Dim Stars: Basking (Fire) | 8.5" x 11" | Graphite on Vintage Paper

Dim Stars: Basking (Fire) | 8.5" x 11" | Graphite on Vintage Paper

Dim Stars: Sly (Fire) | 8.5" x 11" | Graphite on Vintage Paper

Dim Stars: Sly (Fire) | 8.5" x 11" | Graphite on Vintage Paper

Drawn To The Music - Society of Illustrators, NY

The Day I Tried To Live | 17" x 11" | Mixed Media

The Day I Tried To Live | 17" x 11" | Mixed Media

I created this painting for a special exhibit at the Society of Illustrators called Drawn To The Music. The exhibit is about artists interpretations of their favorite songs.

Exhibit: October 25 - December 23, 2016
Opening Reception: Friday, November 4th, 2016

The song I chose to paint is The Day I Tried To Live by Soundgarden. It is likely one of my favorite songs of all time but found it difficult to create art for. I probably could have done 10 different versions of this painting yet it just wouldn't seem right.

This painting comes at a good time because I took August off from taking on client work. I needed some time to work on personal projects and other creative things I've been mucking about with. While I've been off, I've been thinking about my work lately and I've noticed that I have been losing the looseness in the work that I had so much fun with. I think that is due to the more perfectionist part of my personality.

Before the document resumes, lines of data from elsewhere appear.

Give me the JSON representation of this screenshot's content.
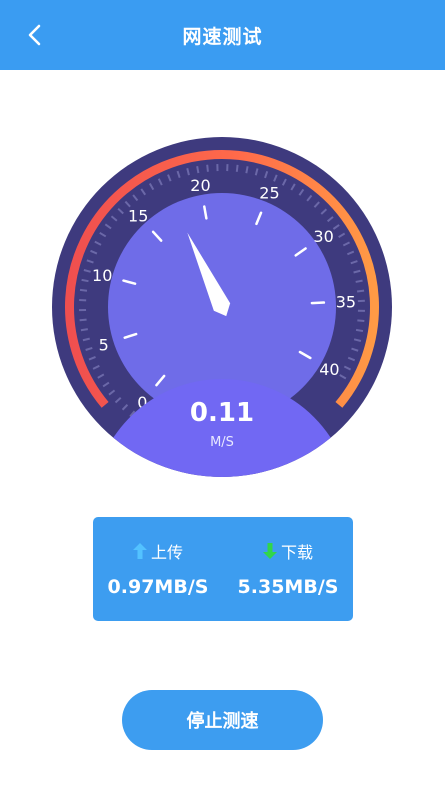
{
  "header": {
    "title": "网速测试"
  },
  "gauge": {
    "scale_labels": [
      "0",
      "5",
      "10",
      "15",
      "20",
      "25",
      "30",
      "35",
      "40"
    ],
    "value": "0.11",
    "unit": "M/S"
  },
  "stats": {
    "upload_label": "上传",
    "upload_value": "0.97MB/S",
    "download_label": "下载",
    "download_value": "5.35MB/S"
  },
  "actions": {
    "stop_label": "停止测速"
  },
  "colors": {
    "header": "#3a9cf2",
    "gauge_bg": "#3e3a7e",
    "dial": "#6f6ce8",
    "arc_start": "#ef4f4f",
    "arc_end": "#ff9a45",
    "upload_arrow": "#53c2ff",
    "download_arrow": "#31d64a"
  }
}
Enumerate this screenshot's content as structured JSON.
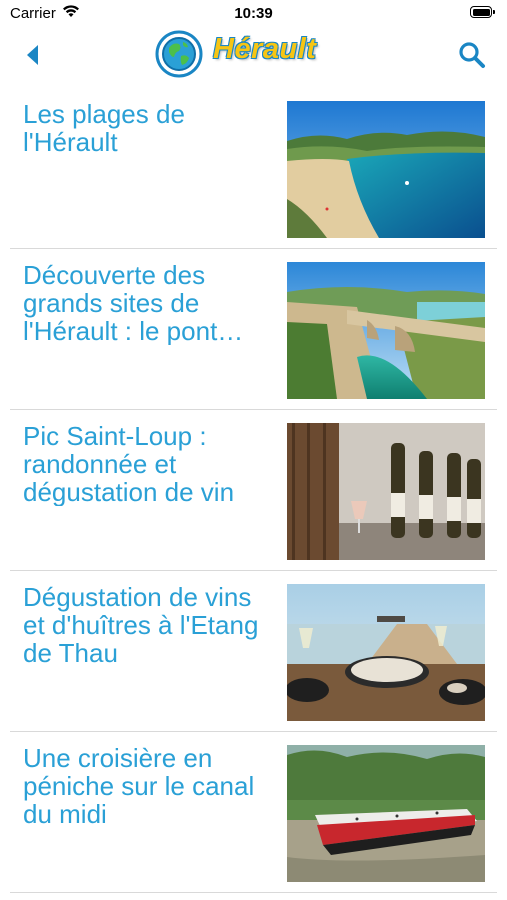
{
  "status_bar": {
    "carrier": "Carrier",
    "time": "10:39"
  },
  "nav": {
    "brand": "Hérault",
    "back_icon": "chevron-left-icon",
    "search_icon": "search-icon",
    "accent_color": "#1a86c4",
    "brand_color": "#f6c514"
  },
  "articles": [
    {
      "title": "Les plages de l'Hérault",
      "image": "beach-coast-photo"
    },
    {
      "title": "Découverte des grands sites de l'Hérault : le pont…",
      "image": "stone-bridge-gorge-photo"
    },
    {
      "title": "Pic Saint-Loup  : randonnée et dégustation de vin",
      "image": "wine-bottles-photo"
    },
    {
      "title": "Dégustation de vins et d'huîtres à l'Etang de Thau",
      "image": "oysters-wine-lagoon-photo"
    },
    {
      "title": "Une croisière en péniche sur le canal du midi",
      "image": "canal-barge-photo"
    }
  ],
  "title_color": "#2aa0d6"
}
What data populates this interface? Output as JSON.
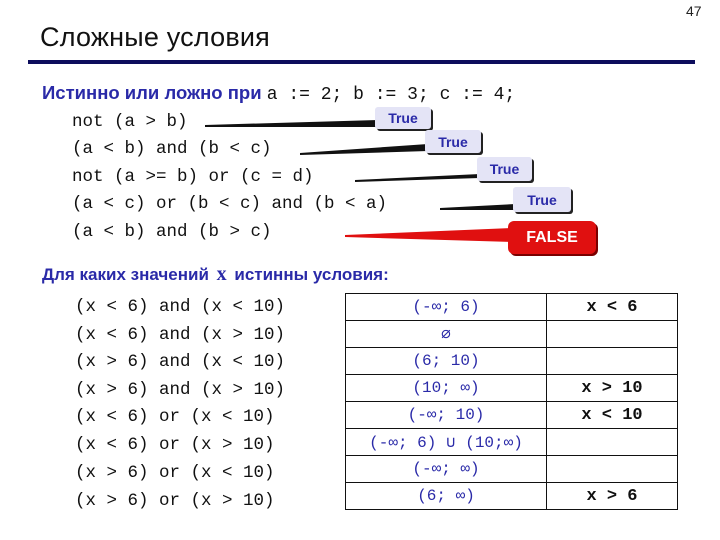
{
  "slide": {
    "page_number": "47",
    "title": "Сложные условия"
  },
  "question1": {
    "prompt": "Истинно или ложно при",
    "assignments": "a := 2; b := 3; c := 4;",
    "items": [
      {
        "expression": "not (a > b)",
        "answer": "True"
      },
      {
        "expression": "(a < b) and (b < c)",
        "answer": "True"
      },
      {
        "expression": "not (a >= b) or (c = d)",
        "answer": "True"
      },
      {
        "expression": "(a < c) or (b < c) and (b < a)",
        "answer": "True"
      },
      {
        "expression": "(a < b) and (b > c)",
        "answer": "FALSE"
      }
    ],
    "colors": {
      "true_bg": "#e4e4f6",
      "true_text": "#2a2aa8",
      "false_bg": "#e01010",
      "false_text": "#ffffff"
    }
  },
  "question2": {
    "prompt_before": "Для каких значений",
    "variable": "x",
    "prompt_after": "истинны условия:",
    "rows": [
      {
        "condition": "(x < 6) and (x < 10)",
        "interval": "(-∞; 6)",
        "simplified": "x < 6"
      },
      {
        "condition": "(x < 6) and (x > 10)",
        "interval": "∅",
        "simplified": ""
      },
      {
        "condition": "(x > 6) and (x < 10)",
        "interval": "(6; 10)",
        "simplified": ""
      },
      {
        "condition": "(x > 6) and (x > 10)",
        "interval": "(10; ∞)",
        "simplified": "x > 10"
      },
      {
        "condition": "(x < 6) or (x < 10)",
        "interval": "(-∞; 10)",
        "simplified": "x < 10"
      },
      {
        "condition": "(x < 6) or (x > 10)",
        "interval": "(-∞; 6) ∪ (10;∞)",
        "simplified": ""
      },
      {
        "condition": "(x > 6) or (x < 10)",
        "interval": "(-∞; ∞)",
        "simplified": ""
      },
      {
        "condition": "(x > 6) or (x > 10)",
        "interval": "(6; ∞)",
        "simplified": "x > 6"
      }
    ]
  }
}
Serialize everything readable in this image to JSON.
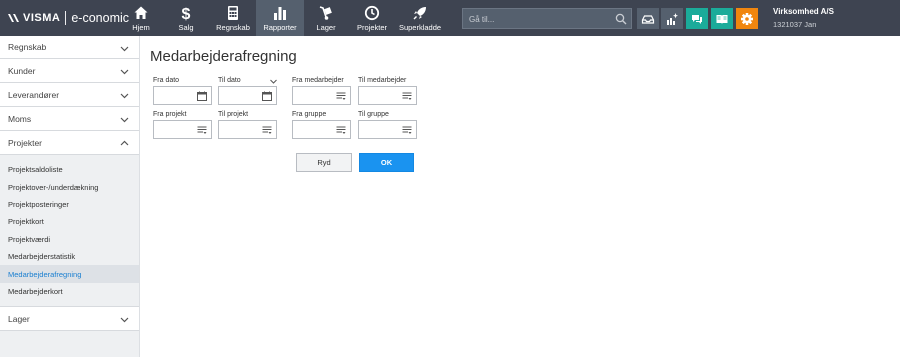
{
  "brand": {
    "visma": "VISMA",
    "product": "e-conomic"
  },
  "nav": [
    {
      "label": "Hjem",
      "icon": "home-icon"
    },
    {
      "label": "Salg",
      "icon": "dollar-icon"
    },
    {
      "label": "Regnskab",
      "icon": "calculator-icon"
    },
    {
      "label": "Rapporter",
      "icon": "bar-chart-icon",
      "active": true
    },
    {
      "label": "Lager",
      "icon": "dolly-icon"
    },
    {
      "label": "Projekter",
      "icon": "clock-icon"
    },
    {
      "label": "Superkladde",
      "icon": "rocket-icon"
    }
  ],
  "search": {
    "placeholder": "Gå til..."
  },
  "company": {
    "name": "Virksomhed A/S",
    "user": "1321037 Jan"
  },
  "colors": {
    "topbar": "#3e4451",
    "teal": "#1bab9a",
    "orange": "#f0860f",
    "blue": "#1a93f0"
  },
  "sidebar": {
    "sections": [
      "Regnskab",
      "Kunder",
      "Leverandører",
      "Moms",
      "Projekter",
      "Lager"
    ],
    "projekter_items": [
      "Projektsaldoliste",
      "Projektover-/underdækning",
      "Projektposteringer",
      "Projektkort",
      "Projektværdi",
      "Medarbejderstatistik",
      "Medarbejderafregning",
      "Medarbejderkort"
    ],
    "active_item": "Medarbejderafregning"
  },
  "page": {
    "title": "Medarbejderafregning",
    "fields": {
      "fra_dato": "Fra dato",
      "til_dato": "Til dato",
      "fra_medarbejder": "Fra medarbejder",
      "til_medarbejder": "Til medarbejder",
      "fra_projekt": "Fra projekt",
      "til_projekt": "Til projekt",
      "fra_gruppe": "Fra gruppe",
      "til_gruppe": "Til gruppe"
    },
    "buttons": {
      "ryd": "Ryd",
      "ok": "OK"
    }
  }
}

Over-rendering, over-painting...it seems to be killing an energy in my work that I used to have.

I think this piece turned out to be a good balance between the two - the loose and the graphic and tight.